Commission not pursuing firearm sanctuary status

Skip Brandt

GRANGEVILLE — Although a handful of Idaho cities has adopted Second Amendment Sanctuary resolutions — and the city of Kamiah is now considering it — the Idaho County Commission on Tuesday turned down a suggestion that the county follow suit.

Commission Chairman Skip Brandt said during the commission’s regular weekly meeting that he had considered bringing up the issue a few years ago, but he changed his mind after the Idaho Legislature passed a law in 2014 — Senate Bill 1332 — making Idaho a Second Amendment Sanctuary entity.

“Idaho as a whole has already taken care of that,” Brandt said. “So I don’t know why we would want to double the effort.”

Idaho County Sheriff Doug Ulmer said he has fielded inquiries from people who would like to see the county become a Second Amendment Sanctuary.

“If we did it, I don’t know what it would harm,” Ulmer said, adding that he would defer to the commissioners’ decision.

A growing number of states, counties, cities and towns, including Kuna, Eagle, Star and Gooding in Idaho, are declaring themselves Second Amendment Sanctuaries, stating they would refuse to enforce gun-control laws that infringe on the constitutional right to keep and bear arms.

The Idaho Second Amendment Alliance is an organization of such entities that advertises itself as a “no compromise gun rights organization. We do not believe in trading one right in exchange for others to achieve partial liberty. We fight very hard for 100 percent firearms freedom for individuals in the great state of Idaho.”

At a meeting of the Kamiah City Council in January, Councilor Stephen Rowe proposed adopting a Second Amendment Sanctuary resolution for the city.

Rowe said he is concerned that the Biden administration will restrict guns and he wants to protect people’s gun rights in Kamiah.
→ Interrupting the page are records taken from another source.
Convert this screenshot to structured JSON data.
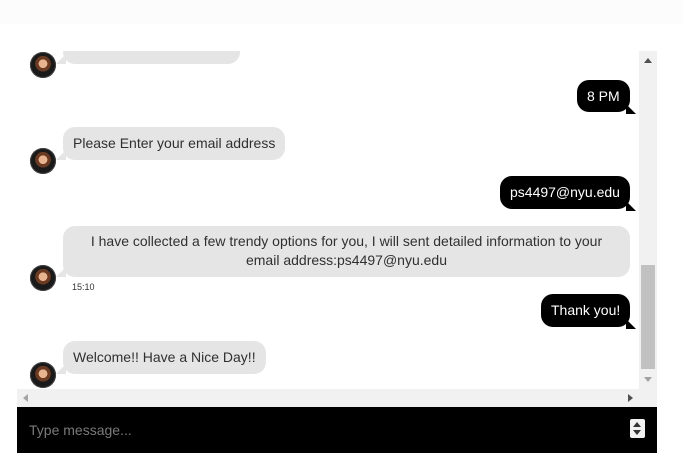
{
  "messages": [
    {
      "sender": "bot",
      "text": ""
    },
    {
      "sender": "user",
      "text": "8 PM"
    },
    {
      "sender": "bot",
      "text": "Please Enter your email address"
    },
    {
      "sender": "user",
      "text": "ps4497@nyu.edu"
    },
    {
      "sender": "bot",
      "text": "I have collected a few trendy options for you, I will sent detailed information to your email address:ps4497@nyu.edu",
      "time": "15:10"
    },
    {
      "sender": "user",
      "text": "Thank you!"
    },
    {
      "sender": "bot",
      "text": "Welcome!! Have a Nice Day!!"
    }
  ],
  "composer": {
    "placeholder": "Type message...",
    "value": ""
  },
  "colors": {
    "bot_bubble": "#e5e5e5",
    "user_bubble": "#000000",
    "input_bar": "#000000"
  },
  "icons": {
    "avatar": "bot-avatar",
    "scroll_up": "chevron-up-icon",
    "scroll_down": "chevron-down-icon",
    "scroll_left": "chevron-left-icon",
    "scroll_right": "chevron-right-icon"
  }
}
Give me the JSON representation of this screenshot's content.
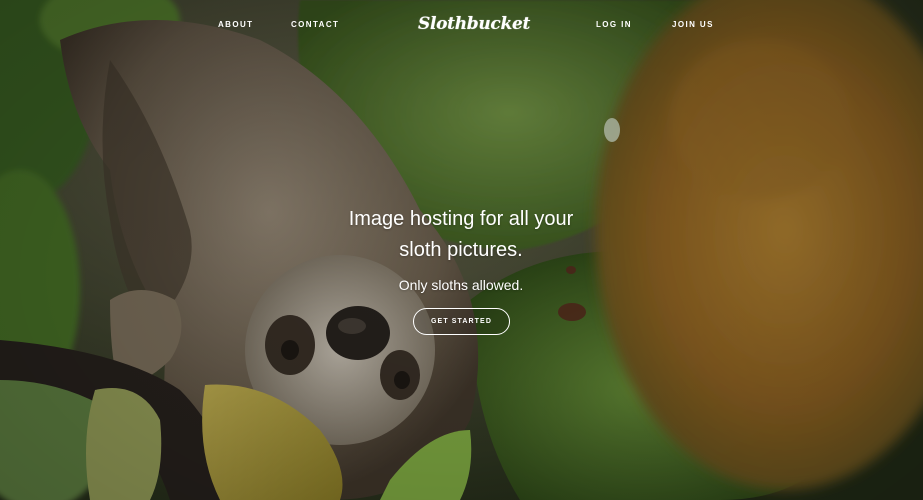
{
  "nav": {
    "left_links": [
      {
        "label": "ABOUT"
      },
      {
        "label": "CONTACT"
      }
    ],
    "brand": "Slothbucket",
    "right_links": [
      {
        "label": "LOG IN"
      },
      {
        "label": "JOIN US"
      }
    ]
  },
  "hero": {
    "headline_line1": "Image hosting for all your",
    "headline_line2": "sloth pictures.",
    "subheadline": "Only sloths allowed.",
    "cta_label": "GET STARTED",
    "background_image": "sloth-hanging-among-leaves-photo"
  },
  "colors": {
    "text": "#ffffff",
    "leaf_green": "#7fa84a",
    "dark_foliage": "#2b3a22",
    "sloth_fur": "#8a7a66",
    "blurred_leaf": "#b9862f"
  }
}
Rowe cited potential limits on magazine size and putting red flag laws in place that, he said, would allow “taking guns away from people who have not committed a crime.”

Mayor Betty Heater said Tuesday no decision on the proposal has been made but she expects it to be a topic of discussion at tonight’s city council meeting beginning at 6 p.m. The meeting will be livestreamed over the city of Kamiah Facebook page.

“We’re still in the discussion stage,” Heater said. “I think some people are getting the idea that” the proposal has to do with limiting immigrants into the city.

“That’s not what this is about,” she said. “This is about protecting our rights as gun owners and saying that we’re not going to give up our rights and we’re not going against the Constitution.”

Heater said that the city’s attorney has reviewed the proposed resolution and found no problems with it. But other council members wanted more information before making a decision.

“I don’t think it’s something that we could take lightly,” Heater said. “I think a person probably should get some input from the public and that’s why I put it on the agenda as a discussion item. I think I am going to suggest to the council that maybe we get input from the citizens because we work for the citizens.”

Hedberg may be contacted at or (208) 983-2326.